“Doomer,” by Obscura Hail—Obscura Hail is edgy, loud and emotionally open — all in the best ways possible. Vocalist Sean Conran formed the band as a response to his deep-seated fear of Alzheimer’s. Obscura Hail was Established by three Wollongong, Australia natives as a platform for their collective anxieties, Obscura Hail introducd an inevitably personal connection between audience and artist.
“Road Head,” by Japanese Breakfast—As the only official member of Japanese Breakfast, Michelle Zauner writes intimate and deconstructed pieces of art-pop that, like many others on this list, hope to expose the musician’s own anxieties and fears to bond and relate with their audiences. Making waves with her 2016 release Psychopomp, Zauner aided in inspiring the next generation of bedroom artists to be as vulnerable and open as possible — a trend we see on the up-and-up as more and more artists are able to push their music on streaming platforms such as Spotify and Bandcamps.
“Train Love,” by Your Old Droog—Droog has been a big name in the underground hip-hop sphere since he set the Internet on fire by silently releasing his self-titled project in 2014 and disappearing almost as quickly as he came. Since then, he has intermittently released full albums, keeping him an elusive figure. Perhaps the most important characteristic of Droog’s raps is his continuation of storytelling as a musical form (think Andre 3000 or even Pac and Biggie). That being said, “Train Love” is about the potential to form new connections and relations and the anxiety that comes with it.
“Bigger Than Me,” by Zelooperz—Detroit-based Walter “Zelooperz” Williams doesn’t just rap; he converses, he shares and he questions. “Bigger Than Me” speaks to feelings of hopelessness as issues that compound and pile up, but Zelooperz promises that “you can overcome them.… It’s about the time, it’s about the essence.”
“Cherish the End,” by Flowervillain—Flowervillain is an independent enigma that produces and samples some huge names in rap to create entirely new experiences; for example, on “Cherish the End,” he takes verses from both Tyler, the Creator as well as MADVILLAIN — an artist that is clearly a big inspiration for Flowervillain. Between practically ripping off album art and using entire verses from other artists in his own work (probably without clearing sample rights), Flowervillain represents a new wave of artists that ignore rules and do what they want to do.
“Lockdown,” by Koffee—Grammy Award winner Mikayla “Koffee” Simpson is a multi-talented musician from Spanish Town, Jamaica, bringing dancehall and reggae into a contemporary space. “Lockdown,” as the title suggests, speaks to the worldwide emotional response to the current COVID-19 pandemic.
“I’m Not Daddy,” by Whu Else—Coming from a post-ironic lens, Whu Else is a master of the craft, constantly referencing how he has “a brain bigger than most” and making banger after banger.
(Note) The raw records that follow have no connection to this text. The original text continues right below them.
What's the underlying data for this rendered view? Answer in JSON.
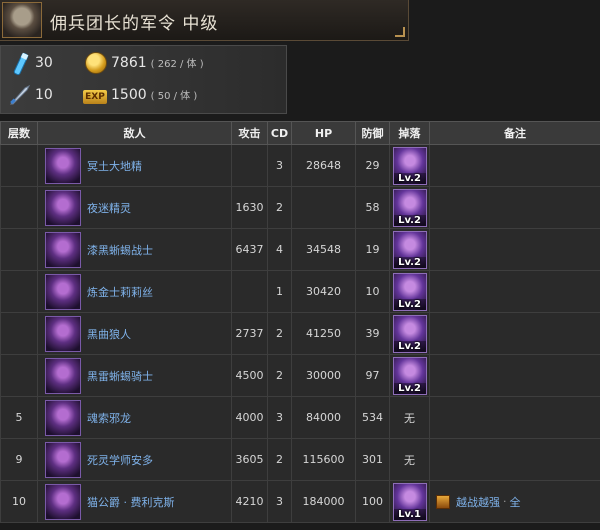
{
  "header": {
    "title": "佣兵团长的军令 中级"
  },
  "info": {
    "stamina": "30",
    "gold": "7861",
    "gold_rate": "( 262 / 体 )",
    "item": "10",
    "exp_badge": "EXP",
    "exp": "1500",
    "exp_rate": "( 50 / 体 )"
  },
  "table": {
    "headers": [
      "层数",
      "敌人",
      "攻击",
      "CD",
      "HP",
      "防御",
      "掉落",
      "备注"
    ],
    "rows": [
      {
        "floor": "",
        "name": "冥土大地精",
        "atk": "",
        "cd": "3",
        "hp": "28648",
        "def": "29",
        "drop": "Lv.2",
        "note": ""
      },
      {
        "floor": "",
        "name": "夜迷精灵",
        "atk": "1630",
        "cd": "2",
        "hp": "",
        "def": "58",
        "drop": "Lv.2",
        "note": ""
      },
      {
        "floor": "",
        "name": "漆黑蜥蜴战士",
        "atk": "6437",
        "cd": "4",
        "hp": "34548",
        "def": "19",
        "drop": "Lv.2",
        "note": ""
      },
      {
        "floor": "",
        "name": "炼金士莉莉丝",
        "atk": "",
        "cd": "1",
        "hp": "30420",
        "def": "10",
        "drop": "Lv.2",
        "note": ""
      },
      {
        "floor": "",
        "name": "黑曲狼人",
        "atk": "2737",
        "cd": "2",
        "hp": "41250",
        "def": "39",
        "drop": "Lv.2",
        "note": ""
      },
      {
        "floor": "",
        "name": "黑雷蜥蜴骑士",
        "atk": "4500",
        "cd": "2",
        "hp": "30000",
        "def": "97",
        "drop": "Lv.2",
        "note": ""
      },
      {
        "floor": "5",
        "name": "魂索邪龙",
        "atk": "4000",
        "cd": "3",
        "hp": "84000",
        "def": "534",
        "drop_text": "无",
        "note": ""
      },
      {
        "floor": "9",
        "name": "死灵学师安多",
        "atk": "3605",
        "cd": "2",
        "hp": "115600",
        "def": "301",
        "drop_text": "无",
        "note": ""
      },
      {
        "floor": "10",
        "name": "猫公爵 · 费利克斯",
        "atk": "4210",
        "cd": "3",
        "hp": "184000",
        "def": "100",
        "drop": "Lv.1",
        "note_link": "越战越强",
        "note_sep": "·",
        "note_link2": "全"
      }
    ]
  }
}
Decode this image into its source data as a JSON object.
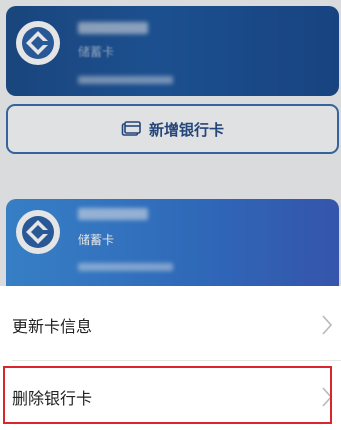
{
  "cards": [
    {
      "bank_logo": "bank-logo-icon",
      "card_type": "储蓄卡"
    },
    {
      "bank_logo": "bank-logo-icon",
      "card_type": "储蓄卡"
    }
  ],
  "add_card": {
    "icon": "bank-card-icon",
    "label": "新增银行卡"
  },
  "sheet": {
    "items": [
      {
        "label": "更新卡信息",
        "icon": "chevron-right-icon"
      },
      {
        "label": "删除银行卡",
        "icon": "chevron-right-icon"
      }
    ]
  },
  "colors": {
    "card_top": "#1e4e8c",
    "card_bottom": "#3a86d6",
    "accent": "#2a4f88",
    "highlight": "#d9262c"
  }
}
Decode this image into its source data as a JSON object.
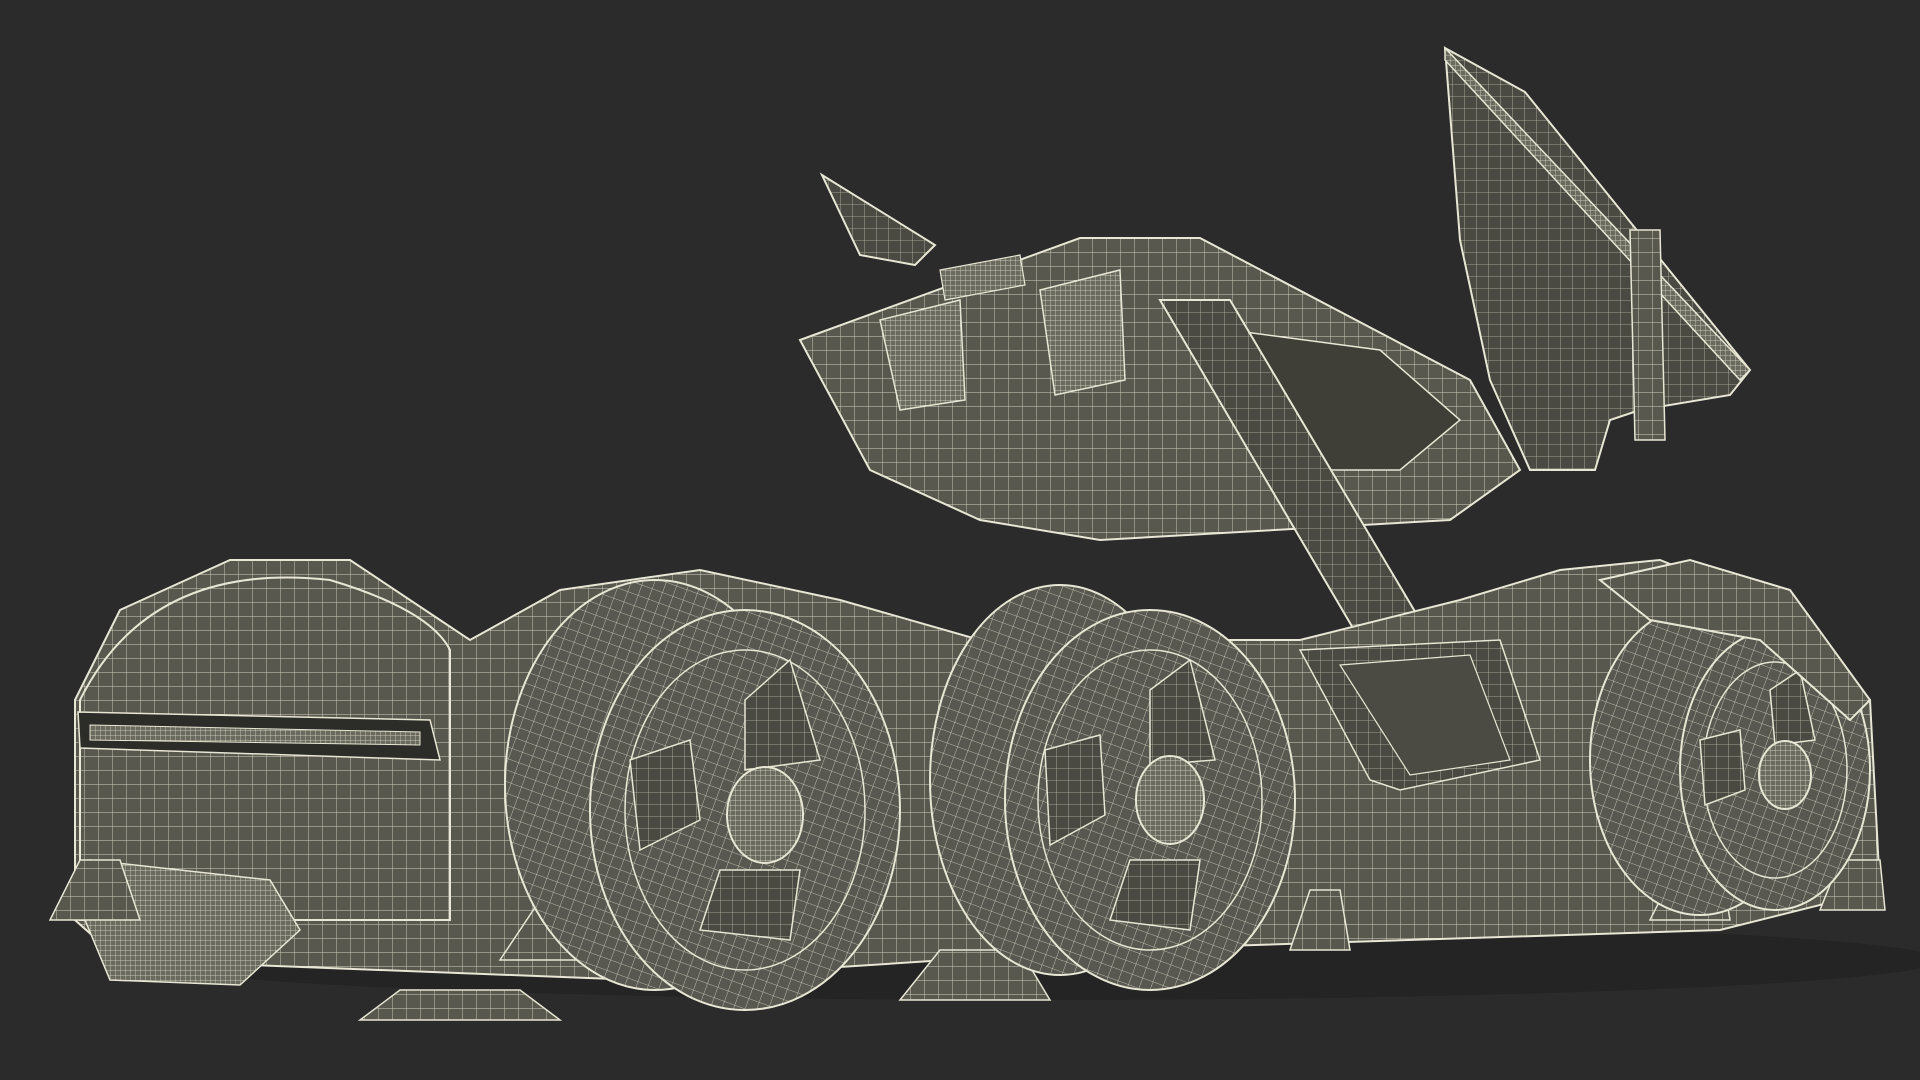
{
  "scene": {
    "subject": "wireframe-render",
    "background_color": "#2b2b2b",
    "surface_color": "#56564c",
    "wire_color": "#e8e6d4",
    "shadow_color": "#3d3d36"
  }
}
Comical, repetitive and fun, Whu Else really stumps any sort of description, but he manages to push the boundaries of hip-hop and incorporate elements of pop.
“BABY BLUE,” by Fishmans—Psychedelic, spacey and completely out-of-the-box, Fishmans formed in 1980 and has been powering through projects since the group’s conception. With a vehement fanbase in their home nation of Japan, Fishmans otherwise is unarguably of cult-following fame with some select circles citing them as some of the most important contemporary neo-psychedelic musicians out right now.
“America,” by Bekon—Sampled on Kendrick Lamar’s “XXX.,” Bekon’s “America” elaborates on the systematic inequalities that our nation exemplifies, making it a topical and important contemporary listen. Outside of this song, Bekon has established himself as one of the biggest producers around, rubbing elbows with Lamar as well as Dr. Dre, RZA and Snoop Dogg to name a few.
“Kalimba Funk,” by Sango—Sango has been a producer for practically most of his life at this point, working with names like Drake, The Weeknd and Nas among others. “Kalimba Funk” is simply a show of his expertise.